An exact copy of the records below is required, and it must contain no pictures.
PROVIDED RECORDS section start
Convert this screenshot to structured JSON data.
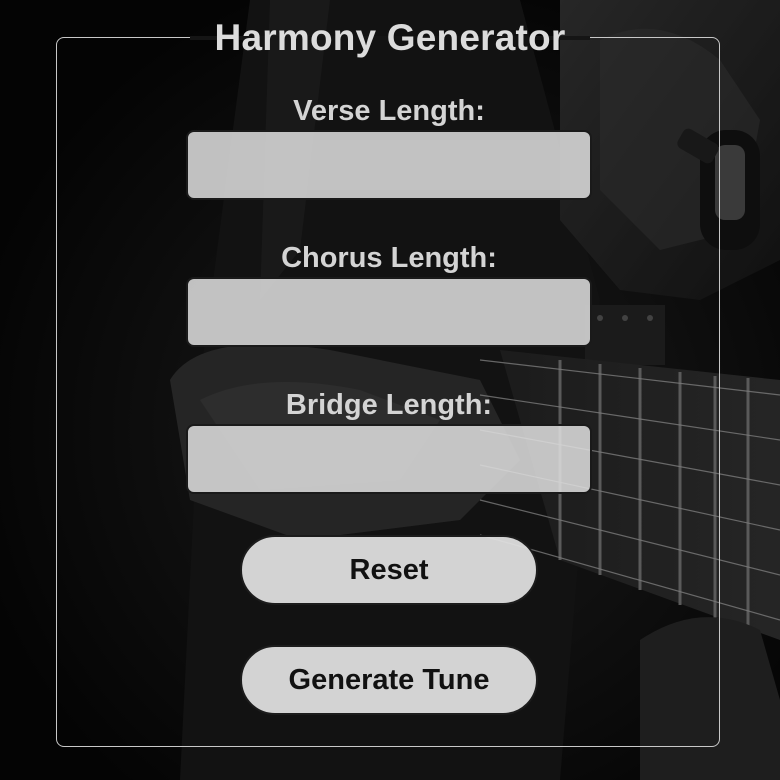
{
  "form": {
    "title": "Harmony Generator",
    "fields": [
      {
        "label": "Verse Length:",
        "value": "",
        "placeholder": ""
      },
      {
        "label": "Chorus Length:",
        "value": "",
        "placeholder": ""
      },
      {
        "label": "Bridge Length:",
        "value": "",
        "placeholder": ""
      }
    ],
    "buttons": {
      "reset_label": "Reset",
      "generate_label": "Generate Tune"
    }
  },
  "colors": {
    "background": "#0b0b0b",
    "panel_border": "#c8c8c8",
    "text_light": "#dcdcdc",
    "input_fill": "#e0e0e0",
    "button_fill": "#e2e2e2",
    "button_text": "#111111"
  },
  "background_image": {
    "icon": "guitarist-photo"
  }
}
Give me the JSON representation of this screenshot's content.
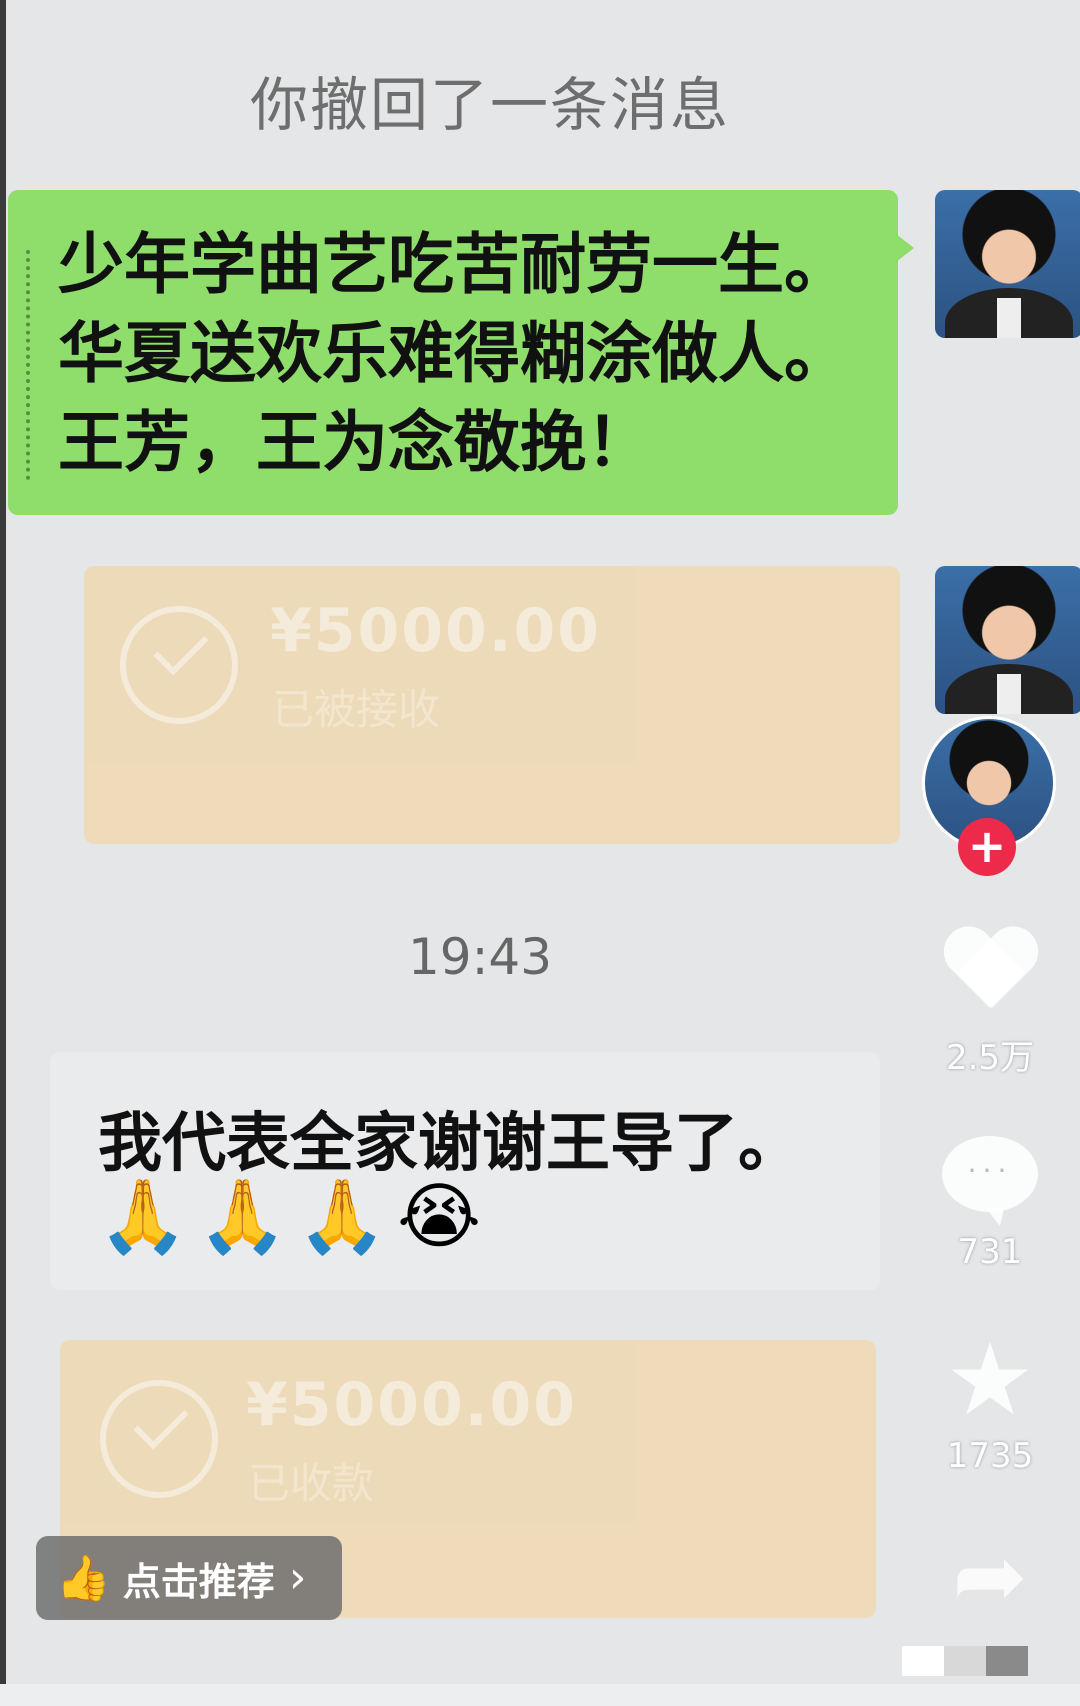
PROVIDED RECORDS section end
EXERCISE OUTPUT
Convert this screenshot to structured JSON data.
{
  "form": {
    "title": "Harmony Generator",
    "fields": [
      {
        "label": "Verse Length:",
        "value": "",
        "placeholder": ""
      },
      {
        "label": "Chorus Length:",
        "value": "",
        "placeholder": ""
      },
      {
        "label": "Bridge Length:",
        "value": "",
        "placeholder": ""
      }
    ],
    "buttons": {
      "reset_label": "Reset",
      "generate_label": "Generate Tune"
    }
  },
  "colors": {
    "background": "#0b0b0b",
    "panel_border": "#c8c8c8",
    "text_light": "#dcdcdc",
    "input_fill": "#e0e0e0",
    "button_fill": "#e2e2e2",
    "button_text": "#111111"
  },
  "background_image": {
    "icon": "guitarist-photo"
  }
}
Give me the JSON representation of this screenshot's content.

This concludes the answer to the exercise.